"I don't think a blanket 'yes' or 'no' is the right answer to this question," stresses Lainie Friedman Ross, MD, PhD, assistant director of the MacLean Center for Clinical Medical Ethics at the University of Chicago and assistant professor in the department of pediatrics. "If a physician is willing to limit his or her practice to procedures in which there's minimal blood exposure, I don't think there's any reason for informing patients about their hepatitis C status. However, if they want to perform invasive surgery, that information is relevant just like the hepatitis C status of a patient is relevant. It doesn't mean a complete ban is necessary. It just needs to be part of the informed consent process."
"If you pose a risk [to the patient], the physician should disclose it," says Arthur Caplan, director, Center for Bioethics and trustee professor of Bioethics, University of Pennsylvania. "Nothing will happen until we create a strong safety net. So far, it hasn't happened. This isn't so hard [a question] ethically. We know what the right thing is: it's just you're asking people to sacrifice too much to do the right thing."
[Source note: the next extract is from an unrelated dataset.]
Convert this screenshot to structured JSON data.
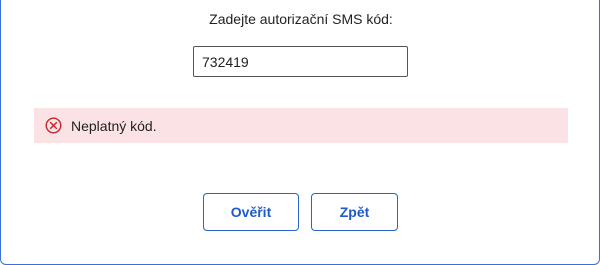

Although Dr. X has not disclosed his viral status to his patients, his colleagues are well aware of his plight. "I have always shared all of my knowledge about the risks of the disease with my colleagues who've afforded me time for treatment, all the while protecting my confidentiality which is not an easy undertaking in either a clinic, hospital setting or among curious colleagues."
Nevertheless, Dr. X's partners are concerned over the potential risks to the corporation should any charges of malpractice occur.
"My malpractice carrier has stated that should a transmission to a patient occur under my existing policy, the carrier would defend me," Dr. X says.
And other malpractice carriers will, too, says Richard E. Anderson, MD, chairman of the board of the Doctor's Company in Napa, Calif. "The reason we'd defend him or her is several fold," he explains. "First of all, a successful malpractice suit requires a number of things. One is a breach in the standard of care. Now, at this moment in time, there is really no established medical standard that I'm aware of that says surgeons with HCV should be prohibited from practicing."